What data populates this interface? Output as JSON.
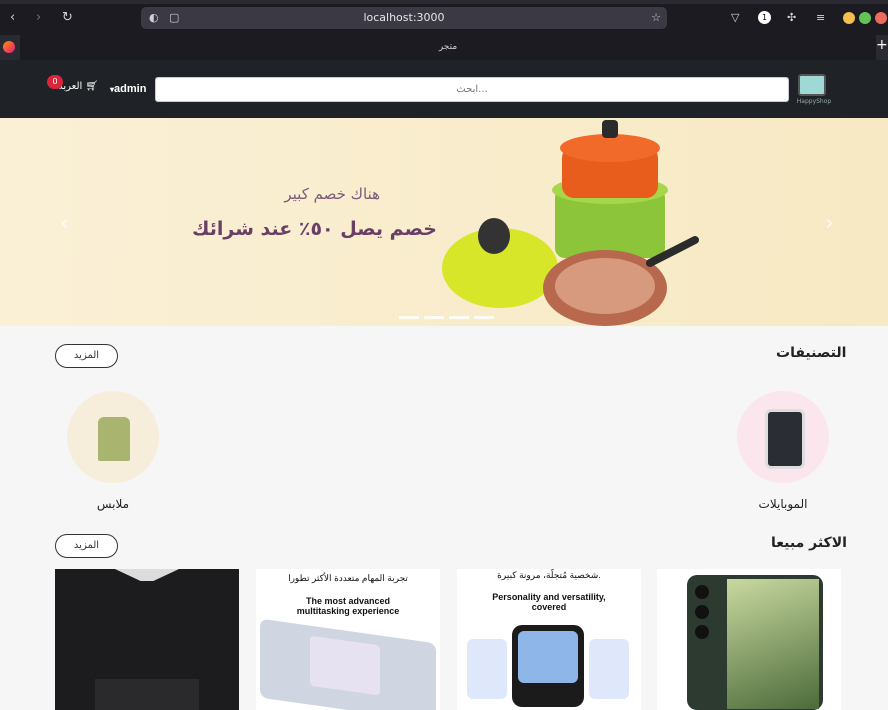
{
  "browser": {
    "url": "localhost:3000",
    "tab_title": "متجر",
    "extension_badge": "1",
    "new_tab": "+"
  },
  "header": {
    "logo_text": "HappyShop",
    "search_placeholder": "ابحث...",
    "user_label": "admin",
    "cart_label": "العربة",
    "cart_count": "0"
  },
  "hero": {
    "line1": "هناك خصم كبير",
    "line2": "خصم يصل ٥٠٪ عند شرائك"
  },
  "categories": {
    "title": "التصنيفات",
    "more_label": "المزيد",
    "items": [
      {
        "label": "الموبايلات"
      },
      {
        "label": "ملابس"
      }
    ]
  },
  "bestsellers": {
    "title": "الاكثر مبيعا",
    "more_label": "المزيد",
    "products": [
      {
        "text_ar": "",
        "text_en": ""
      },
      {
        "text_ar": "شخصية مُتجلّة، مرونة كبيرة.",
        "text_en": "Personality and versatility, covered"
      },
      {
        "text_ar": "تجربة المهام متعددة الأكثر تطورا",
        "text_en": "The most advanced multitasking experience"
      },
      {
        "text_ar": "",
        "text_en": ""
      }
    ]
  },
  "colors": {
    "header_bg": "#1f2226",
    "badge": "#d9263a",
    "hero_text": "#6a3f66"
  }
}
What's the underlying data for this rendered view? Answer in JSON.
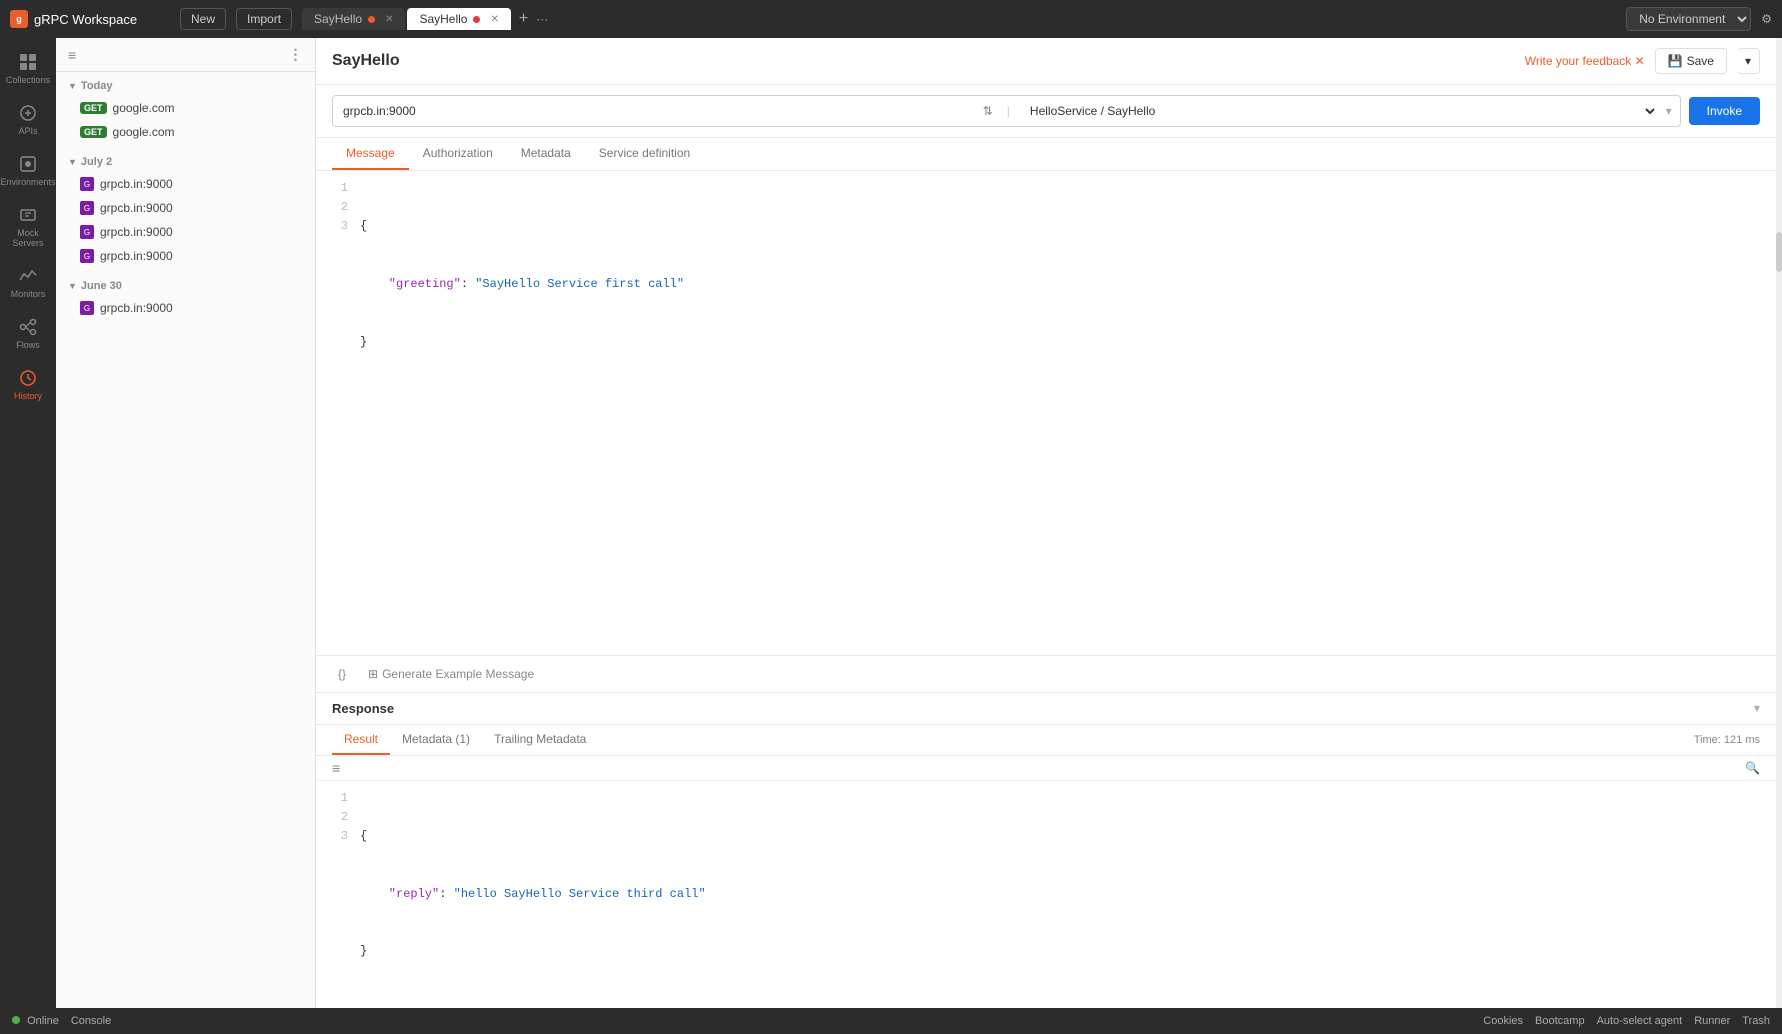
{
  "app": {
    "name": "gRPC Workspace",
    "logo_text": "g"
  },
  "top_bar": {
    "new_btn": "New",
    "import_btn": "Import",
    "tabs": [
      {
        "label": "SayHello",
        "dot_color": "orange",
        "active": false
      },
      {
        "label": "SayHello",
        "dot_color": "red",
        "active": true
      }
    ],
    "add_tab": "+",
    "more_btn": "···",
    "env_label": "No Environment"
  },
  "sidebar_icons": [
    {
      "id": "collections",
      "label": "Collections",
      "icon": "grid"
    },
    {
      "id": "apis",
      "label": "APIs",
      "icon": "api"
    },
    {
      "id": "environments",
      "label": "Environments",
      "icon": "env"
    },
    {
      "id": "mock-servers",
      "label": "Mock Servers",
      "icon": "mock"
    },
    {
      "id": "monitors",
      "label": "Monitors",
      "icon": "monitor"
    },
    {
      "id": "flows",
      "label": "Flows",
      "icon": "flows"
    },
    {
      "id": "history",
      "label": "History",
      "icon": "history",
      "active": true
    }
  ],
  "sidebar": {
    "header_icons": [
      "≡",
      "⋮"
    ],
    "groups": [
      {
        "label": "Today",
        "expanded": true,
        "items": [
          {
            "badge": "GET",
            "badge_type": "get",
            "text": "google.com"
          },
          {
            "badge": "GET",
            "badge_type": "get",
            "text": "google.com"
          }
        ]
      },
      {
        "label": "July 2",
        "expanded": true,
        "items": [
          {
            "badge": "G",
            "badge_type": "grpc",
            "text": "grpcb.in:9000"
          },
          {
            "badge": "G",
            "badge_type": "grpc",
            "text": "grpcb.in:9000"
          },
          {
            "badge": "G",
            "badge_type": "grpc",
            "text": "grpcb.in:9000"
          },
          {
            "badge": "G",
            "badge_type": "grpc",
            "text": "grpcb.in:9000"
          }
        ]
      },
      {
        "label": "June 30",
        "expanded": true,
        "items": [
          {
            "badge": "G",
            "badge_type": "grpc",
            "text": "grpcb.in:9000"
          }
        ]
      }
    ]
  },
  "content": {
    "title": "SayHello",
    "feedback_label": "Write your feedback ✕",
    "save_label": "Save",
    "url": "grpcb.in:9000",
    "service_path": "HelloService / SayHello",
    "invoke_label": "Invoke",
    "tabs": [
      {
        "label": "Message",
        "active": true
      },
      {
        "label": "Authorization",
        "active": false
      },
      {
        "label": "Metadata",
        "active": false
      },
      {
        "label": "Service definition",
        "active": false
      }
    ],
    "editor": {
      "lines": [
        {
          "num": "1",
          "content": "{"
        },
        {
          "num": "2",
          "content": "    \"greeting\": \"SayHello Service first call\""
        },
        {
          "num": "3",
          "content": "}"
        }
      ]
    },
    "bottom_actions": [
      {
        "label": "{}",
        "id": "braces-btn"
      },
      {
        "label": "⊞ Generate Example Message",
        "id": "generate-btn"
      }
    ],
    "response": {
      "title": "Response",
      "tabs": [
        {
          "label": "Result",
          "active": true
        },
        {
          "label": "Metadata (1)",
          "active": false
        },
        {
          "label": "Trailing Metadata",
          "active": false
        }
      ],
      "time_label": "Time:",
      "time_value": "121 ms",
      "lines": [
        {
          "num": "1",
          "content": "{"
        },
        {
          "num": "2",
          "content": "    \"reply\": \"hello SayHello Service third call\""
        },
        {
          "num": "3",
          "content": "}"
        }
      ]
    }
  },
  "status_bar": {
    "online_label": "Online",
    "console_label": "Console",
    "cookies_label": "Cookies",
    "bootcamp_label": "Bootcamp",
    "auto_agent_label": "Auto-select agent",
    "runner_label": "Runner",
    "trash_label": "Trash"
  }
}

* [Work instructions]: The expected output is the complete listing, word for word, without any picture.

* [Result of the task]:
What data populates this interface? Output as JSON.
{
  "browser": {
    "url": "localhost:3000",
    "tab_title": "متجر",
    "extension_badge": "1",
    "new_tab": "+"
  },
  "header": {
    "logo_text": "HappyShop",
    "search_placeholder": "ابحث...",
    "user_label": "admin",
    "cart_label": "العربة",
    "cart_count": "0"
  },
  "hero": {
    "line1": "هناك خصم كبير",
    "line2": "خصم يصل ٥٠٪ عند شرائك"
  },
  "categories": {
    "title": "التصنيفات",
    "more_label": "المزيد",
    "items": [
      {
        "label": "الموبايلات"
      },
      {
        "label": "ملابس"
      }
    ]
  },
  "bestsellers": {
    "title": "الاكثر مبيعا",
    "more_label": "المزيد",
    "products": [
      {
        "text_ar": "",
        "text_en": ""
      },
      {
        "text_ar": "شخصية مُتجلّة، مرونة كبيرة.",
        "text_en": "Personality and versatility, covered"
      },
      {
        "text_ar": "تجربة المهام متعددة الأكثر تطورا",
        "text_en": "The most advanced multitasking experience"
      },
      {
        "text_ar": "",
        "text_en": ""
      }
    ]
  },
  "colors": {
    "header_bg": "#1f2226",
    "badge": "#d9263a",
    "hero_text": "#6a3f66"
  }
}
What's the underlying data for this rendered view? Answer in JSON.
{
  "app": {
    "name": "gRPC Workspace",
    "logo_text": "g"
  },
  "top_bar": {
    "new_btn": "New",
    "import_btn": "Import",
    "tabs": [
      {
        "label": "SayHello",
        "dot_color": "orange",
        "active": false
      },
      {
        "label": "SayHello",
        "dot_color": "red",
        "active": true
      }
    ],
    "add_tab": "+",
    "more_btn": "···",
    "env_label": "No Environment"
  },
  "sidebar_icons": [
    {
      "id": "collections",
      "label": "Collections",
      "icon": "grid"
    },
    {
      "id": "apis",
      "label": "APIs",
      "icon": "api"
    },
    {
      "id": "environments",
      "label": "Environments",
      "icon": "env"
    },
    {
      "id": "mock-servers",
      "label": "Mock Servers",
      "icon": "mock"
    },
    {
      "id": "monitors",
      "label": "Monitors",
      "icon": "monitor"
    },
    {
      "id": "flows",
      "label": "Flows",
      "icon": "flows"
    },
    {
      "id": "history",
      "label": "History",
      "icon": "history",
      "active": true
    }
  ],
  "sidebar": {
    "header_icons": [
      "≡",
      "⋮"
    ],
    "groups": [
      {
        "label": "Today",
        "expanded": true,
        "items": [
          {
            "badge": "GET",
            "badge_type": "get",
            "text": "google.com"
          },
          {
            "badge": "GET",
            "badge_type": "get",
            "text": "google.com"
          }
        ]
      },
      {
        "label": "July 2",
        "expanded": true,
        "items": [
          {
            "badge": "G",
            "badge_type": "grpc",
            "text": "grpcb.in:9000"
          },
          {
            "badge": "G",
            "badge_type": "grpc",
            "text": "grpcb.in:9000"
          },
          {
            "badge": "G",
            "badge_type": "grpc",
            "text": "grpcb.in:9000"
          },
          {
            "badge": "G",
            "badge_type": "grpc",
            "text": "grpcb.in:9000"
          }
        ]
      },
      {
        "label": "June 30",
        "expanded": true,
        "items": [
          {
            "badge": "G",
            "badge_type": "grpc",
            "text": "grpcb.in:9000"
          }
        ]
      }
    ]
  },
  "content": {
    "title": "SayHello",
    "feedback_label": "Write your feedback ✕",
    "save_label": "Save",
    "url": "grpcb.in:9000",
    "service_path": "HelloService / SayHello",
    "invoke_label": "Invoke",
    "tabs": [
      {
        "label": "Message",
        "active": true
      },
      {
        "label": "Authorization",
        "active": false
      },
      {
        "label": "Metadata",
        "active": false
      },
      {
        "label": "Service definition",
        "active": false
      }
    ],
    "editor": {
      "lines": [
        {
          "num": "1",
          "content": "{"
        },
        {
          "num": "2",
          "content": "    \"greeting\": \"SayHello Service first call\""
        },
        {
          "num": "3",
          "content": "}"
        }
      ]
    },
    "bottom_actions": [
      {
        "label": "{}",
        "id": "braces-btn"
      },
      {
        "label": "⊞ Generate Example Message",
        "id": "generate-btn"
      }
    ],
    "response": {
      "title": "Response",
      "tabs": [
        {
          "label": "Result",
          "active": true
        },
        {
          "label": "Metadata (1)",
          "active": false
        },
        {
          "label": "Trailing Metadata",
          "active": false
        }
      ],
      "time_label": "Time:",
      "time_value": "121 ms",
      "lines": [
        {
          "num": "1",
          "content": "{"
        },
        {
          "num": "2",
          "content": "    \"reply\": \"hello SayHello Service third call\""
        },
        {
          "num": "3",
          "content": "}"
        }
      ]
    }
  },
  "status_bar": {
    "online_label": "Online",
    "console_label": "Console",
    "cookies_label": "Cookies",
    "bootcamp_label": "Bootcamp",
    "auto_agent_label": "Auto-select agent",
    "runner_label": "Runner",
    "trash_label": "Trash"
  }
}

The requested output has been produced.